▸ Work to be completed
Please state how many lines of the records below contain the word "Analizador". Give the number and nothing else.

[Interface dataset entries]
■ ■ ■ ■ ■

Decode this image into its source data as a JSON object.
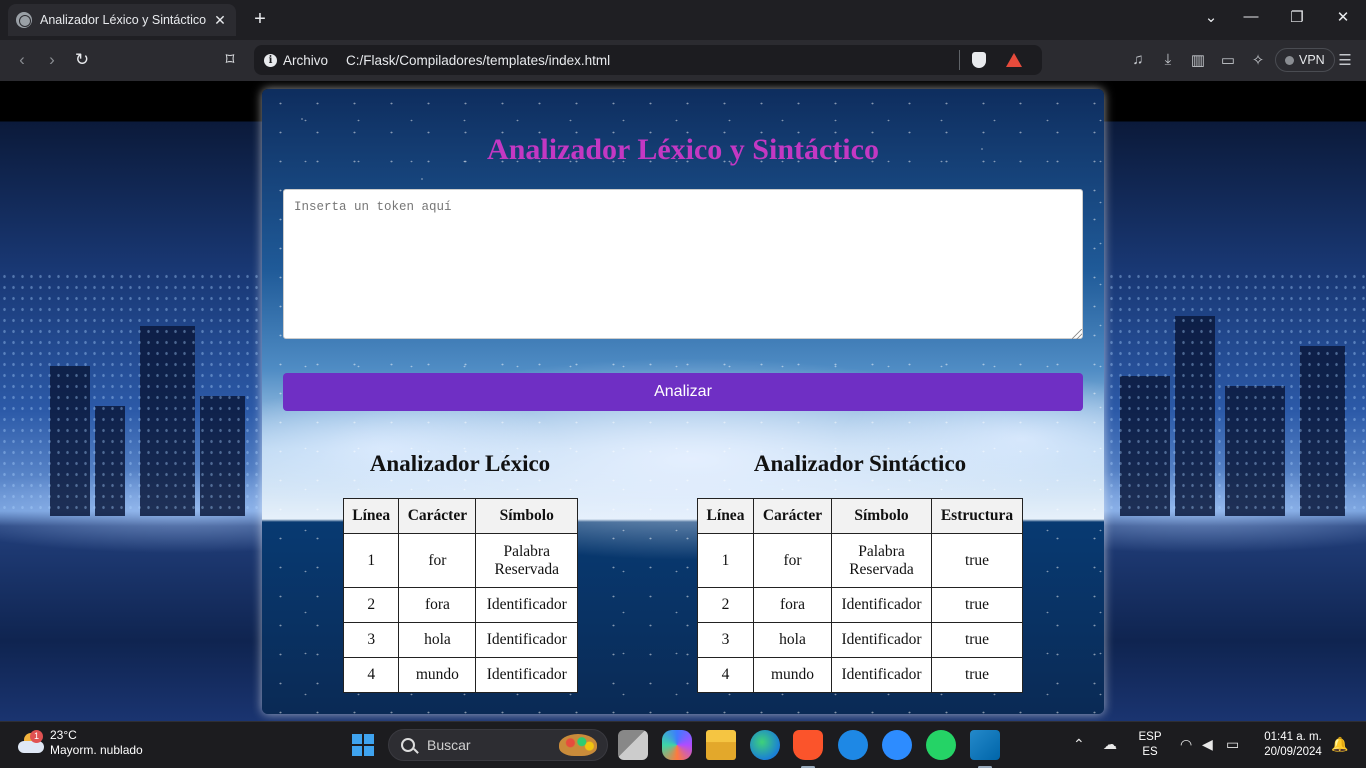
{
  "browser": {
    "tab_title": "Analizador Léxico y Sintáctico",
    "scheme_label": "Archivo",
    "url": "C:/Flask/Compiladores/templates/index.html",
    "vpn_label": "VPN"
  },
  "page": {
    "title": "Analizador Léxico y Sintáctico",
    "input_placeholder": "Inserta un token aquí",
    "analyze_button": "Analizar",
    "lexico": {
      "title": "Analizador Léxico",
      "headers": [
        "Línea",
        "Carácter",
        "Símbolo"
      ],
      "rows": [
        [
          "1",
          "for",
          "Palabra Reservada"
        ],
        [
          "2",
          "fora",
          "Identificador"
        ],
        [
          "3",
          "hola",
          "Identificador"
        ],
        [
          "4",
          "mundo",
          "Identificador"
        ]
      ]
    },
    "sintactico": {
      "title": "Analizador Sintáctico",
      "headers": [
        "Línea",
        "Carácter",
        "Símbolo",
        "Estructura"
      ],
      "rows": [
        [
          "1",
          "for",
          "Palabra Reservada",
          "true"
        ],
        [
          "2",
          "fora",
          "Identificador",
          "true"
        ],
        [
          "3",
          "hola",
          "Identificador",
          "true"
        ],
        [
          "4",
          "mundo",
          "Identificador",
          "true"
        ]
      ]
    }
  },
  "taskbar": {
    "weather_temp": "23°C",
    "weather_desc": "Mayorm. nublado",
    "weather_badge": "1",
    "search_placeholder": "Buscar",
    "lang_top": "ESP",
    "lang_bottom": "ES",
    "time": "01:41 a. m.",
    "date": "20/09/2024"
  },
  "colors": {
    "title": "#c338c3",
    "button": "#6f2fc4"
  }
}
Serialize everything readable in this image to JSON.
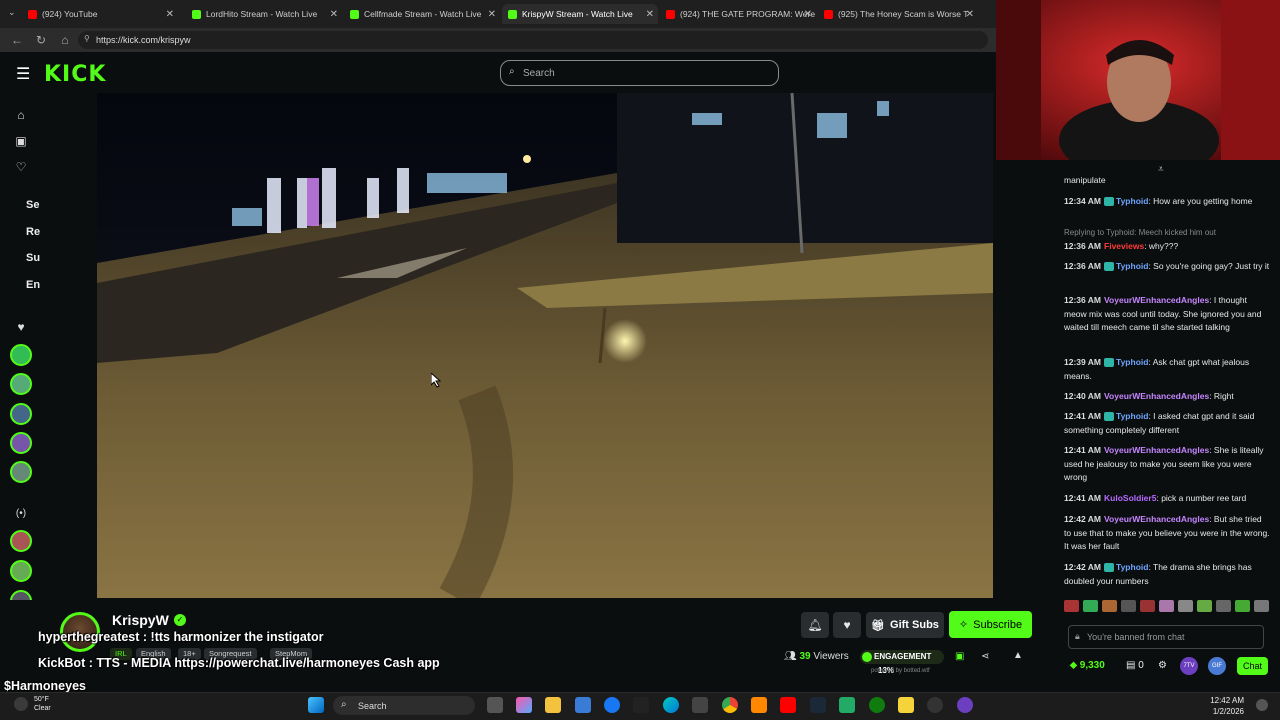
{
  "browser": {
    "tabs": [
      {
        "title": "(924) YouTube",
        "favicon_color": "#ff0000"
      },
      {
        "title": "LordHito Stream - Watch Live",
        "favicon_color": "#53fc18"
      },
      {
        "title": "Cellfmade Stream - Watch Live",
        "favicon_color": "#53fc18"
      },
      {
        "title": "KrispyW Stream - Watch Live",
        "favicon_color": "#53fc18"
      },
      {
        "title": "(924) THE GATE PROGRAM: Were",
        "favicon_color": "#ff0000"
      },
      {
        "title": "(925) The Honey Scam is Worse T",
        "favicon_color": "#ff0000"
      }
    ],
    "url": "https://kick.com/krispyw"
  },
  "kick": {
    "logo": "KICK",
    "search_placeholder": "Search",
    "sidebar_sections": [
      "Se",
      "Re",
      "Su",
      "En"
    ],
    "accent": "#53fc18"
  },
  "stream": {
    "streamer": "KrispyW",
    "tags": [
      "IRL",
      "English",
      "18+",
      "Songrequest",
      "StepMom"
    ],
    "viewers_count": "39",
    "viewers_label": "Viewers",
    "engagement_label": "ENGAGEMENT",
    "engagement_value": "13%",
    "powered_by": "powered by botted.wtf",
    "gift_subs_label": "Gift Subs",
    "subscribe_label": "Subscribe",
    "overlay_lines": [
      "hyperthegreatest : !tts harmonizer the instigator",
      "KickBot : TTS - MEDIA https://powerchat.live/harmoneyes Cash app",
      "$Harmoneyes"
    ]
  },
  "chat": {
    "first_line": "manipulate",
    "reply_context": "Replying to Typhoid: Meech kicked him out",
    "messages": [
      {
        "time": "12:34 AM",
        "user": "Typhoid",
        "color": "#6ea5ff",
        "badge": true,
        "text": "How are you getting home"
      },
      {
        "time": "12:36 AM",
        "user": "Fiveviews",
        "color": "#ff3b3b",
        "badge": false,
        "text": "why???"
      },
      {
        "time": "12:36 AM",
        "user": "Typhoid",
        "color": "#6ea5ff",
        "badge": true,
        "text": "So you're going gay? Just try it"
      },
      {
        "time": "12:36 AM",
        "user": "VoyeurWEnhancedAngles",
        "color": "#c586ff",
        "badge": false,
        "text": "I thought meow mix was cool until today. She ignored you and waited till meech came til she started talking"
      },
      {
        "time": "12:39 AM",
        "user": "Typhoid",
        "color": "#6ea5ff",
        "badge": true,
        "text": "Ask chat gpt what jealous means."
      },
      {
        "time": "12:40 AM",
        "user": "VoyeurWEnhancedAngles",
        "color": "#c586ff",
        "badge": false,
        "text": "Right"
      },
      {
        "time": "12:41 AM",
        "user": "Typhoid",
        "color": "#6ea5ff",
        "badge": true,
        "text": "I asked chat gpt and it said something completely different"
      },
      {
        "time": "12:41 AM",
        "user": "VoyeurWEnhancedAngles",
        "color": "#c586ff",
        "badge": false,
        "text": "She is liteally used he jealousy to make you seem like you were wrong"
      },
      {
        "time": "12:41 AM",
        "user": "KuloSoldier5",
        "color": "#b56bff",
        "badge": false,
        "text": "pick a number ree tard"
      },
      {
        "time": "12:42 AM",
        "user": "VoyeurWEnhancedAngles",
        "color": "#c586ff",
        "badge": false,
        "text": "But she tried to use that to make you believe you were in the wrong. It was her fault"
      },
      {
        "time": "12:42 AM",
        "user": "Typhoid",
        "color": "#6ea5ff",
        "badge": true,
        "text": "The drama she brings has doubled your numbers"
      }
    ],
    "input_placeholder": "You're banned from chat",
    "points": "9,330",
    "redeem_count": "0",
    "chat_button": "Chat"
  },
  "taskbar": {
    "search_label": "Search",
    "weather_temp": "50°F",
    "weather_desc": "Clear",
    "time": "12:42 AM",
    "date": "1/2/2026"
  }
}
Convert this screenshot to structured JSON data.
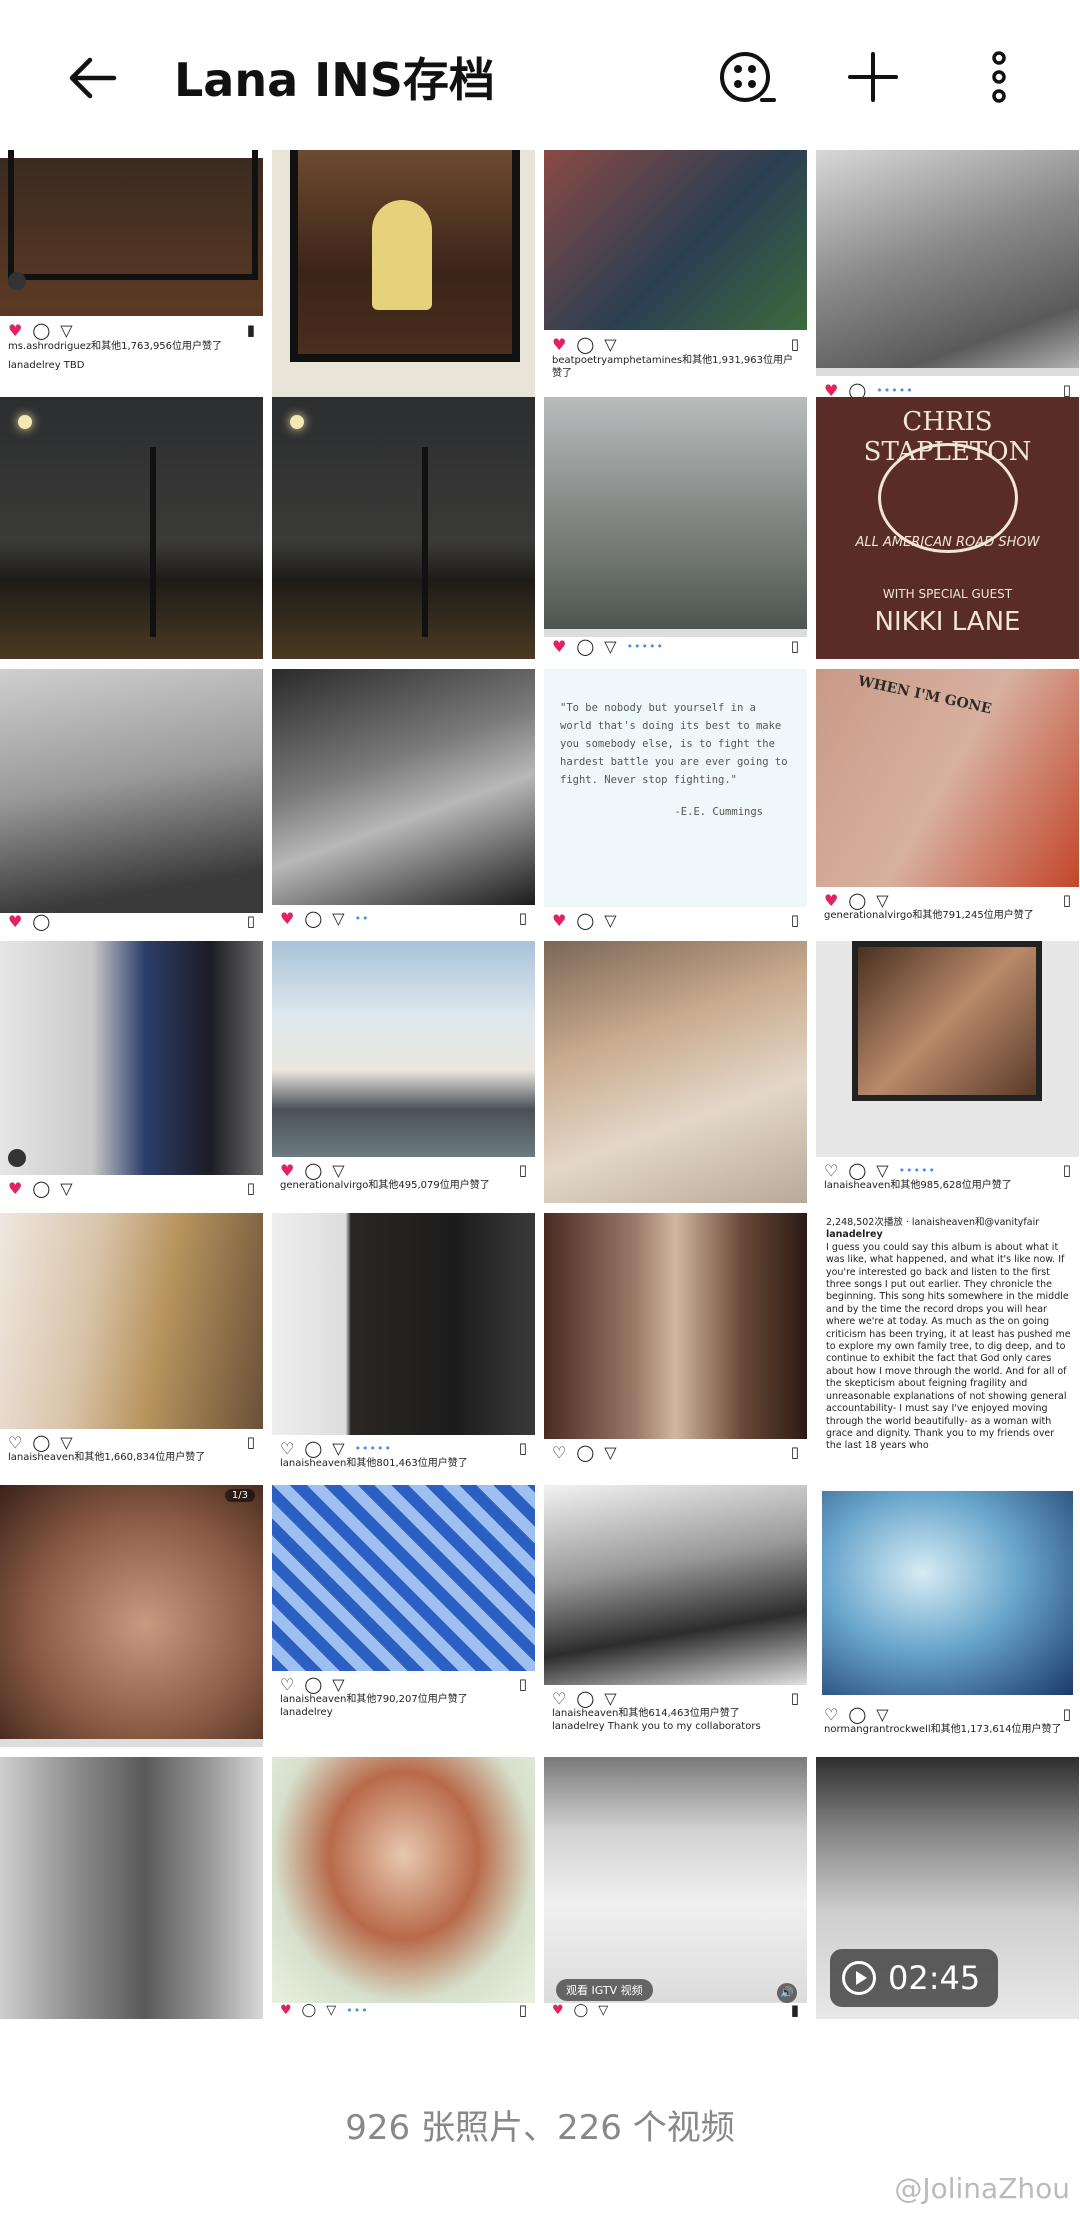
{
  "header": {
    "title": "Lana INS存档"
  },
  "posts": {
    "p1": {
      "liker": "ms.ashrodriguez和其他1,763,956位用户赞了",
      "caption": "lanadelrey TBD"
    },
    "p3": {
      "liker": "beatpoetryamphetamines和其他1,931,963位用户赞了"
    },
    "p8": {
      "poster_line1": "CHRIS STAPLETON",
      "poster_line2": "ALL AMERICAN ROAD SHOW",
      "poster_line3": "WITH SPECIAL GUEST",
      "poster_line4": "NIKKI LANE"
    },
    "p11": {
      "quote": "\"To be nobody but yourself in a world that's doing its best to make you somebody else, is to fight the hardest battle you are ever going to fight. Never stop fighting.\"",
      "author": "-E.E. Cummings"
    },
    "p12": {
      "tattoo": "WHEN I'M GONE",
      "liker": "generationalvirgo和其他791,245位用户赞了"
    },
    "p14": {
      "liker": "generationalvirgo和其他495,079位用户赞了"
    },
    "p16": {
      "liker": "lanaisheaven和其他985,628位用户赞了"
    },
    "p17": {
      "liker": "lanaisheaven和其他1,660,834位用户赞了"
    },
    "p18": {
      "liker": "lanaisheaven和其他801,463位用户赞了"
    },
    "p20": {
      "top": "2,248,502次播放 · lanaisheaven和@vanityfair",
      "user": "lanadelrey",
      "body": "I guess you could say this album is about what it was like, what happened, and what it's like now. If you're interested go back and listen to the first three songs I put out earlier. They chronicle the beginning. This song hits somewhere in the middle and by the time the record drops you will hear where we're at today. As much as the on going criticism has been trying, it at least has pushed me to explore my own family tree, to dig deep, and to continue to exhibit the fact that God only cares about how I move through the world. And for all of the skepticism about feigning fragility and unreasonable explanations of not showing general accountability- I must say I've enjoyed moving through the world beautifully- as a woman with grace and dignity. Thank you to my friends over the last 18 years who"
    },
    "p21": {
      "badge": "1/3"
    },
    "p22": {
      "liker": "lanaisheaven和其他790,207位用户赞了",
      "caption": "lanadelrey"
    },
    "p23": {
      "liker": "lanaisheaven和其他614,463位用户赞了",
      "caption": "lanadelrey Thank you to my collaborators"
    },
    "p24": {
      "liker": "normangrantrockwell和其他1,173,614位用户赞了"
    },
    "p27": {
      "igtv": "观看 IGTV 视频"
    },
    "p28": {
      "duration": "02:45"
    }
  },
  "footer": {
    "summary": "926 张照片、226 个视频"
  },
  "watermark": "@JolinaZhou",
  "colors": {
    "heart": "#e0245e",
    "link_blue": "#4a90e2"
  }
}
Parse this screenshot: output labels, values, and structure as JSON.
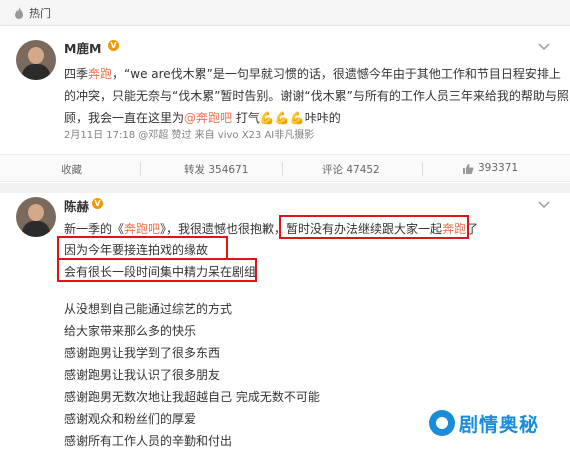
{
  "hot_bar": {
    "label": "热门"
  },
  "post1": {
    "username": "M鹿M",
    "text_line1_a": "四季",
    "text_line1_link": "奔跑",
    "text_line1_b": "，“we are伐木累”是一句早就习惯的话，很遗憾今年由于其他工作和节目日程安排上",
    "text_line2": "的冲突，只能无奈与“伐木累”暂时告别。谢谢“伐木累”与所有的工作人员三年来给我的帮助与照",
    "text_line3_a": "顾，我会一直在这里为",
    "text_line3_link": "@奔跑吧",
    "text_line3_b": " 打气",
    "text_line3_c": "咔咔的",
    "meta": "2月11日 17:18 @邓超 赞过 来自 vivo X23 AI非凡摄影",
    "actions": {
      "favorite": "收藏",
      "repost": "转发 354671",
      "comment": "评论 47452",
      "like": "393371"
    }
  },
  "post2": {
    "username": "陈赫",
    "line1_a": "新一季的《",
    "line1_link": "奔跑吧",
    "line1_b": "》，我很遗憾也很抱歉，",
    "line1_c": "暂时没有办法继续跟大家一起",
    "line1_link2": "奔跑",
    "line1_d": "了",
    "line2": "因为今年要接连拍戏的缘故",
    "line3": "会有很长一段时间集中精力呆在剧组",
    "lines": [
      "从没想到自己能通过综艺的方式",
      "给大家带来那么多的快乐",
      "感谢跑男让我学到了很多东西",
      "感谢跑男让我认识了很多朋友",
      "感谢跑男无数次地让我超越自己 完成无数不可能",
      "感谢观众和粉丝们的厚爱",
      "感谢所有工作人员的辛勤和付出"
    ]
  },
  "watermark": {
    "text": "剧情奥秘"
  },
  "colors": {
    "link": "#eb7350",
    "highlight_box": "#e0131a",
    "watermark": "#1b8cd8",
    "vip_badge": "#f39800"
  }
}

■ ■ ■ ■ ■

▸ Result for this task
4